Muscular strength of Canadians, 2009 to 2011

Among Canadians aged 15 to 69, 30% have a grip strength rating that "Needs improvement".  For both men and women, a rating of "Needs improvement" was more likely in younger adults than older adults.

Low muscular strength is associated with an increased risk of disability and morbidity, particularly in older people.Note 1 It has also been shown that grip strength can predict mortality in middle-aged and elderly people.Note 2, Note 3
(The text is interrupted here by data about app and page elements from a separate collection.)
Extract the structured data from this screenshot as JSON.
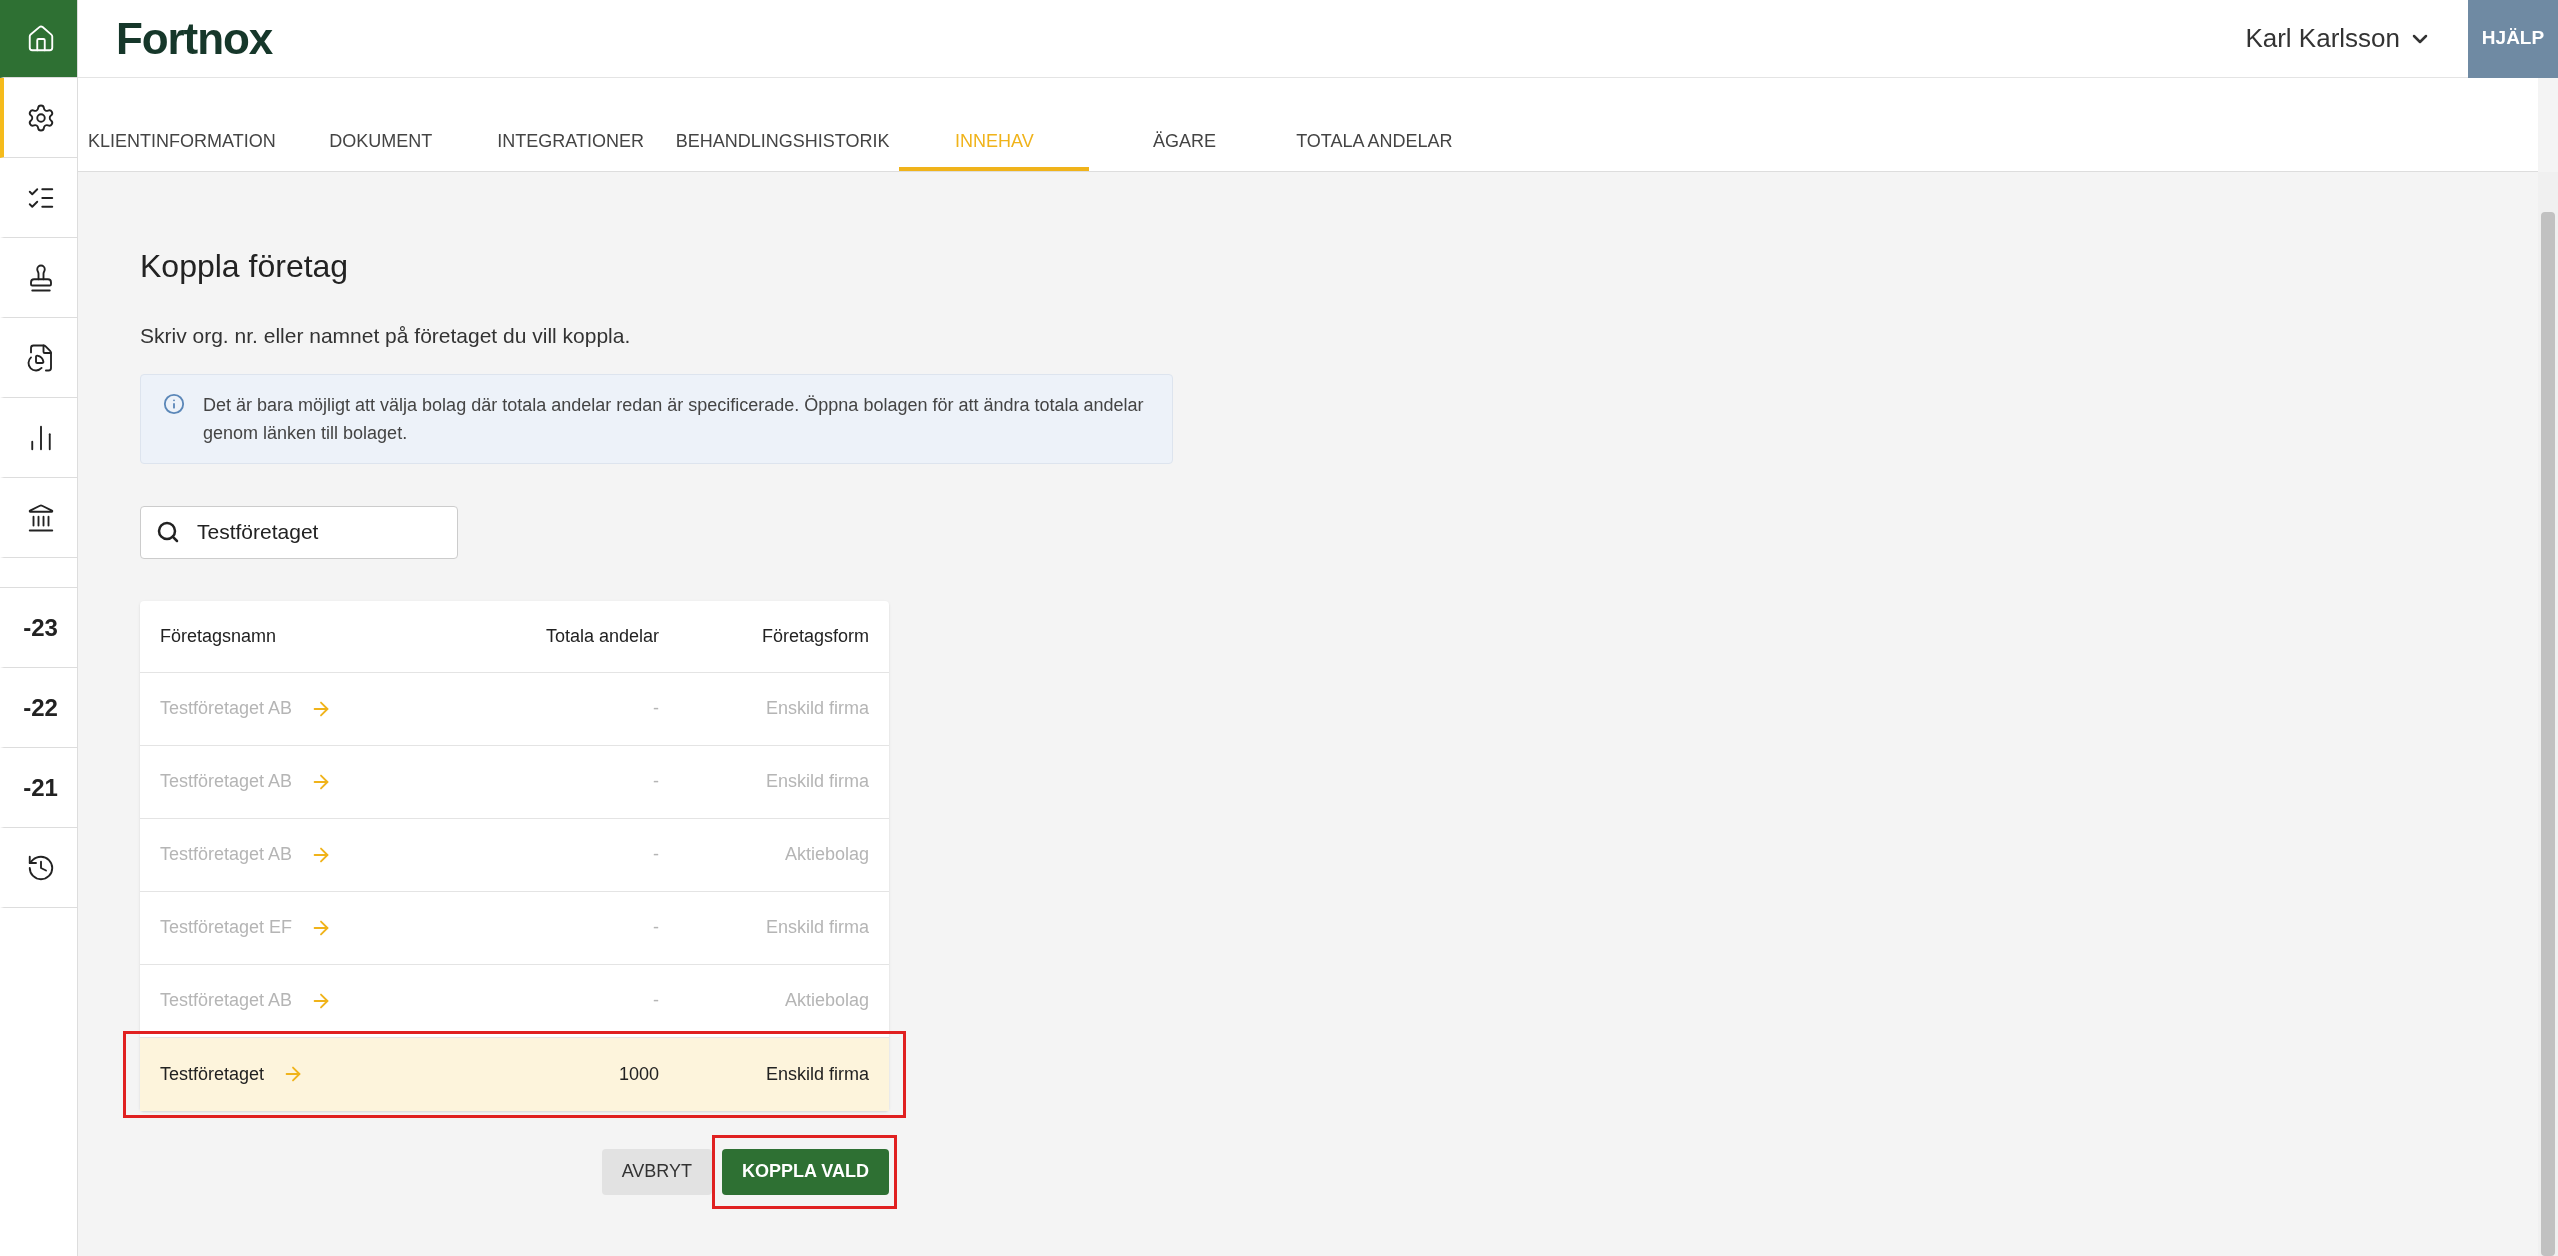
{
  "logo": "Fortnox",
  "user": {
    "name": "Karl Karlsson"
  },
  "help_button": "HJÄLP",
  "sidebar": [
    {
      "kind": "icon",
      "selected": false
    },
    {
      "kind": "icon",
      "selected": true
    },
    {
      "kind": "icon",
      "selected": false
    },
    {
      "kind": "icon",
      "selected": false
    },
    {
      "kind": "icon",
      "selected": false
    },
    {
      "kind": "icon",
      "selected": false
    },
    {
      "kind": "icon",
      "selected": false
    },
    {
      "kind": "gap"
    },
    {
      "kind": "year",
      "label": "-23",
      "selected": false
    },
    {
      "kind": "year",
      "label": "-22",
      "selected": false
    },
    {
      "kind": "year",
      "label": "-21",
      "selected": false
    },
    {
      "kind": "icon",
      "selected": false
    }
  ],
  "tabs": [
    {
      "label": "KLIENTINFORMATION",
      "selected": false
    },
    {
      "label": "DOKUMENT",
      "selected": false
    },
    {
      "label": "INTEGRATIONER",
      "selected": false
    },
    {
      "label": "BEHANDLINGSHISTORIK",
      "selected": false
    },
    {
      "label": "INNEHAV",
      "selected": true
    },
    {
      "label": "ÄGARE",
      "selected": false
    },
    {
      "label": "TOTALA ANDELAR",
      "selected": false
    }
  ],
  "title": "Koppla företag",
  "description": "Skriv org. nr. eller namnet på företaget du vill koppla.",
  "info": "Det är bara möjligt att välja bolag där totala andelar redan är specificerade. Öppna bolagen för att ändra totala andelar genom länken till bolaget.",
  "search": {
    "value": "Testföretaget"
  },
  "table": {
    "columns": [
      "Företagsnamn",
      "Totala andelar",
      "Företagsform"
    ],
    "rows": [
      {
        "name": "Testföretaget AB",
        "shares": "-",
        "form": "Enskild firma",
        "disabled": true,
        "selected": false
      },
      {
        "name": "Testföretaget AB",
        "shares": "-",
        "form": "Enskild firma",
        "disabled": true,
        "selected": false
      },
      {
        "name": "Testföretaget AB",
        "shares": "-",
        "form": "Aktiebolag",
        "disabled": true,
        "selected": false
      },
      {
        "name": "Testföretaget EF",
        "shares": "-",
        "form": "Enskild firma",
        "disabled": true,
        "selected": false
      },
      {
        "name": "Testföretaget AB",
        "shares": "-",
        "form": "Aktiebolag",
        "disabled": true,
        "selected": false
      },
      {
        "name": "Testföretaget",
        "shares": "1000",
        "form": "Enskild firma",
        "disabled": false,
        "selected": true,
        "highlighted": true
      }
    ]
  },
  "buttons": [
    {
      "label": "AVBRYT",
      "kind": "secondary",
      "highlighted": false
    },
    {
      "label": "KOPPLA VALD",
      "kind": "primary",
      "highlighted": true
    }
  ]
}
Muscular strength tends to increase from early childhood into adulthood and then declines in middle and late adulthood. For both men and women, muscular strength peaked between the ages of 20 and 59 then significantly decreased.

While younger people had greater actual muscular strength, they were less likely than older people to meet the grips strength norms for their age group. Overall, 28% of Canadian men aged 15 to 69 had muscular strength that "Needs improvement". Men aged 15 to 19 were significantly more likely to have muscular strength that needs improvement than older men. There were no significant differences in the distribution of grip strength norms between men aged 40 to 59 and 60 to 69 (Chart 1).

Chart 1
Distribution of males aged 15 to 69, by grip strength norms and age group, Canada, 2009 to 2011

Description for Chart 1

Chart 1 Distribution of males aged 15 to 69, by grip strength norms and age group, Canada, 2009 to 2011

Similar to their male counterparts, 32% of Canadian women aged 15 to 69 had muscular strength that "Needs improvement". Women aged 15 to 39 were significantly more likely to have muscular strength that "Needs improvement" than women in other age groups. On the other hand, women aged 40 to 69 were significantly more likely than younger women to have muscular strength that rates "Very good" or "Excellent" (Chart 2).

Chart 2
Distribution of females aged 15 to 69, by grip strength norms and age group, Canada, 2009 to 2011

Description for Chart 2

Chart 2 Distribution of females aged 15 to 69, by grip strength norms and age group, Canada, 2009 to 2011

About muscular strength

Muscular strength is defined as the maximum tension or force a muscle can exert in a single contraction. The Canadian Health Measures Survey estimated the muscular strength of Canadians aged 6 to 69 through measures of grip strength. Grip strength refers to the maximum force that can be generated by squeezing a handgrip dynamometer and has been shown to be a reliable and convenient measure of an individual's overall muscular strength.Note 4


References

  1. Sayer AA, Syddall HE, Martin HJ, Dennison EM, Roberts HC, Cooper C. Is grip strength associated with health-related quality of life? Findings from the Hertfordshire Cohort Study. Age and Aging. 2006;35(4):409-15.
  2. Rantanen T, Harris T, Leveille SG, et al. Muscle strength and body mass index as long-term predictors of mortality in initially healthy men. Journal of Gerontology. 2000;55(33):M168-73.
  3. Gale CR, Martyn CN, Cooper C, Sayer AA. Grip strength, body composition and mortality. International Journal of Epidemiology. 2007;36(1):228-35.
  4. Canadian Society for Exercise Physiology (CSEP). The Canadian Physical Activity, Fitness and Lifestyle Approach. 3rd ed; 2003

For more information on the Canadian Health Measures Survey, please contact Statistics Canada's National Contact Centre (toll-free 1-800-263-1136; 613-951-8116; infostats@statcan.gc.ca).